Harold Pinter was born on this day in 1930. For a Nobel laureate, a Companion of Honour (he turned down the knighthood), and a recipient of Europe’s top theater awards (the Shakespeare, the Olivier, the Pirandello, the Moliere …), Pinter had a rough start. The Birthday Party, his first professional production in 1957, got not just bad but mocking reviews and closed after a week. When the unsuspecting Pinter arrived late for the Thursday performance, he tried to rush past the usherette to a seat:
“Where are you going?” she said. “To the dress circle,” I said. “I’m the author.” Her eyes, as I recall, misted over. “Oh, are you?” she said. “Oh, you poor chap. Listen, the dress circle’s closed, but why don’t you go in, go in and sit down, darling, if you like, go on.” I went into the empty dress circle and looked down into the stalls. Six people were watching the performance….
The above is from Michael Billington’s authorized 1996 biography, which portrays Pinter as an individualist from an early age, one not likely to quit or be swayed by criticism. Billington also makes much of Pinter’s experiences as a child-evacuee during WWII, as if his uprooting — “There was,” says Pinter of these years, “no fixed sense of being … of being … at all” — gave him a taste for the adrift, menacing, semi-reality that he would put in his plays. The following is from The Homecoming, the play that made Pinter and the “Pinteresque” famous; at this moment in Act One, Lenny attempts to clear his sister-in-law’s glass and the bottom falls out of the family reunion:
LENNY. You’ve consumed quite enough, in my opinion.
RUTH. No, I haven’t.
LENNY. Quite sufficient, in my own opinion.
RUTH. Not in mine, Leonard.
LENNY. … Just give me the glass.
LENNY. I’ll take it, then.
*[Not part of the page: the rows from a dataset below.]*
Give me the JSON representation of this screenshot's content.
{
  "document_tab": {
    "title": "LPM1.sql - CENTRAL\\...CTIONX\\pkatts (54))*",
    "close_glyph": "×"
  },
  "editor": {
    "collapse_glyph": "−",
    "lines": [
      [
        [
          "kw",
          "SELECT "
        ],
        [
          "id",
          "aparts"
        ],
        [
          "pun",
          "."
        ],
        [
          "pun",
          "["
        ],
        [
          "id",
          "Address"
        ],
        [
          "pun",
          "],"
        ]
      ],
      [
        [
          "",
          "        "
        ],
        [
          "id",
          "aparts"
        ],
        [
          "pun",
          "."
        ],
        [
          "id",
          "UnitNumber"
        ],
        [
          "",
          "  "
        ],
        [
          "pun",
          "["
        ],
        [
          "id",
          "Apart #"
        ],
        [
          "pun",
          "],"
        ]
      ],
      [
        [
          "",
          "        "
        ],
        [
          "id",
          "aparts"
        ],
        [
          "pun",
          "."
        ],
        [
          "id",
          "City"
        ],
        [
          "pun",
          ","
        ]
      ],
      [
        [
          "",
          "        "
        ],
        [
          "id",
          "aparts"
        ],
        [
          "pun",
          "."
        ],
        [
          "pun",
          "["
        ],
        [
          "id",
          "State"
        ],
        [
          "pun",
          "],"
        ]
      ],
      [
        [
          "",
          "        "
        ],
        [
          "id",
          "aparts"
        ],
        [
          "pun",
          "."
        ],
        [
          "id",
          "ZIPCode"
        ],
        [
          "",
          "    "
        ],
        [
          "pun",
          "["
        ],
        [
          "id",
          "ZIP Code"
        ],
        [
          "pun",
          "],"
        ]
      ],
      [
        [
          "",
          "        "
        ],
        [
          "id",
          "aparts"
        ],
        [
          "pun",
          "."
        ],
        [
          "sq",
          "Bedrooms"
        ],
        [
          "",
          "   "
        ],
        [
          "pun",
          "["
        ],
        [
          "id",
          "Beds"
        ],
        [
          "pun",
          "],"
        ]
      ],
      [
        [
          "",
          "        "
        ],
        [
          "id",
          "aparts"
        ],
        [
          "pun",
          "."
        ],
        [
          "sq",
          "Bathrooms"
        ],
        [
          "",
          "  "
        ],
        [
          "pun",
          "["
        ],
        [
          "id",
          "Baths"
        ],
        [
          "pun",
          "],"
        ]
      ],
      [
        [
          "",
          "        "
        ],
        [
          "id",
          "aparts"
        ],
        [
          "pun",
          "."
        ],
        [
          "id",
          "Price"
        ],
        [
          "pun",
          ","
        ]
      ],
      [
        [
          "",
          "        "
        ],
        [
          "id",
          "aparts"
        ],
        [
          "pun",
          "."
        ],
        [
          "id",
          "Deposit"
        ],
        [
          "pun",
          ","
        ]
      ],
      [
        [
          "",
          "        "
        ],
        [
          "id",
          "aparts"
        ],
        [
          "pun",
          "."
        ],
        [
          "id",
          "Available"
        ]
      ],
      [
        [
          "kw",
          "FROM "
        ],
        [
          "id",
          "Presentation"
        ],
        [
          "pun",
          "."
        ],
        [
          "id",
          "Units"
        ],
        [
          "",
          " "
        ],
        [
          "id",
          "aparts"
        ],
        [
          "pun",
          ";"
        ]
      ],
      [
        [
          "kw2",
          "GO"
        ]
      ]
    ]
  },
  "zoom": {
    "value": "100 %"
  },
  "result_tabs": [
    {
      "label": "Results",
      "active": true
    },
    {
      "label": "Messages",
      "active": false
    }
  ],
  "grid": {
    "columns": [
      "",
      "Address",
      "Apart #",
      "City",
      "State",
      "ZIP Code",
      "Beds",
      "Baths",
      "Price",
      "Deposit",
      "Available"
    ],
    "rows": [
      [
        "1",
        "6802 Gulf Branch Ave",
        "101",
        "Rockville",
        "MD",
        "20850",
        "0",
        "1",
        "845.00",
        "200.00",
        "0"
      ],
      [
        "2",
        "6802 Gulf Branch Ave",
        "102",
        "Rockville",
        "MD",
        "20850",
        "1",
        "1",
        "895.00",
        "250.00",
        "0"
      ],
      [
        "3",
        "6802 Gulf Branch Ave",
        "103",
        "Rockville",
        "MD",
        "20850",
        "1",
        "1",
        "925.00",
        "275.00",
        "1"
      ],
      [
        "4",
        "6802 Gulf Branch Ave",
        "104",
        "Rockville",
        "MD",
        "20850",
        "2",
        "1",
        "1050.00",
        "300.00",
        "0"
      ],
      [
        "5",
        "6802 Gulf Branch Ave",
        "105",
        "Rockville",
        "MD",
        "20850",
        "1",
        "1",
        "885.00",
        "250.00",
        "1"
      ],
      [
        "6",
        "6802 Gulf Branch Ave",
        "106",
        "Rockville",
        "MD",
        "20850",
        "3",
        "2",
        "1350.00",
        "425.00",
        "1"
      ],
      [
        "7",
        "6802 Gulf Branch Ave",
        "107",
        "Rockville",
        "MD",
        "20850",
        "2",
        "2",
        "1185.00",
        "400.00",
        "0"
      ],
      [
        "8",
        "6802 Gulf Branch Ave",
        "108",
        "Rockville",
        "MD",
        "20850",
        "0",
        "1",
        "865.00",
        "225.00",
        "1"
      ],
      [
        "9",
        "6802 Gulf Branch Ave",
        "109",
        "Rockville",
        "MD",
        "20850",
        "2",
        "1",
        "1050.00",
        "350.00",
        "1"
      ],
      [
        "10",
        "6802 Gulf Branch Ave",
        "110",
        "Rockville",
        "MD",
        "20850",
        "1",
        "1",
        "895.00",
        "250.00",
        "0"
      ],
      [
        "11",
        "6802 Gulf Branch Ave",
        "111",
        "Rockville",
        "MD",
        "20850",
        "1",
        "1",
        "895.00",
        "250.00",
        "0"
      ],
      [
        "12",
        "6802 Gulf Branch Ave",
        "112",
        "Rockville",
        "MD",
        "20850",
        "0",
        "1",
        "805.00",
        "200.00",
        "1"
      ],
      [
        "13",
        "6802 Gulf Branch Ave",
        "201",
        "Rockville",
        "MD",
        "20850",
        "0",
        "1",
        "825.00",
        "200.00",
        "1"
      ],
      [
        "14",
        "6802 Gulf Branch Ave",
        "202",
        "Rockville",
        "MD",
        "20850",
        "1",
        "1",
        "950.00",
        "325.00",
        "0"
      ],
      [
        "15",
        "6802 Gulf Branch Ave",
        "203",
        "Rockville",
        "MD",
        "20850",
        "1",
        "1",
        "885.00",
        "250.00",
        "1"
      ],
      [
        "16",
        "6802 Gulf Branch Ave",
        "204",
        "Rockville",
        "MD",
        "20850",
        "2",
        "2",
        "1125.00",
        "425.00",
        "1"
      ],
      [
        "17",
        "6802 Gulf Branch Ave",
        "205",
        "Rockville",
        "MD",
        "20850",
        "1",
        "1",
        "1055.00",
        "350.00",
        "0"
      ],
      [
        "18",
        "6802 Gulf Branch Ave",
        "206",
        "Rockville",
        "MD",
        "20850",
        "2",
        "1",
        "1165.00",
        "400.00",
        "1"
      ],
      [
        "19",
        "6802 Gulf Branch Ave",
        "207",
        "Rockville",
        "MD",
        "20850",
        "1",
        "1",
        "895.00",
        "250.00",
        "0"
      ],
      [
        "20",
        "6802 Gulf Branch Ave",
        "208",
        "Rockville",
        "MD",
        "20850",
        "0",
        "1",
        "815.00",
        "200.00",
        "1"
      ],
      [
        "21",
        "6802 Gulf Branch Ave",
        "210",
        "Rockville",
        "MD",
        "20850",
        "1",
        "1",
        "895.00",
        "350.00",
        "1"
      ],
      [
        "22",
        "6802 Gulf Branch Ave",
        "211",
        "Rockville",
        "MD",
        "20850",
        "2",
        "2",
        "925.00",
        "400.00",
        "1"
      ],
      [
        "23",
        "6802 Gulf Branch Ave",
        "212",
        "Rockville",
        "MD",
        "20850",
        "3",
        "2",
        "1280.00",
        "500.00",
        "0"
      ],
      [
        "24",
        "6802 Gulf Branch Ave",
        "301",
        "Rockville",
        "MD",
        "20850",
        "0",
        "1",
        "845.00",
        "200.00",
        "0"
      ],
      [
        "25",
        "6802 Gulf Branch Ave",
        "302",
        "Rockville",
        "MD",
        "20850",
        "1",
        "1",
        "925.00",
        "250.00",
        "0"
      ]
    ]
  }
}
RUTH. If you take the glass … I’ll take you.
LENNY. How about me taking the glass without you taking me?
RUTH. Why don’t I just take you?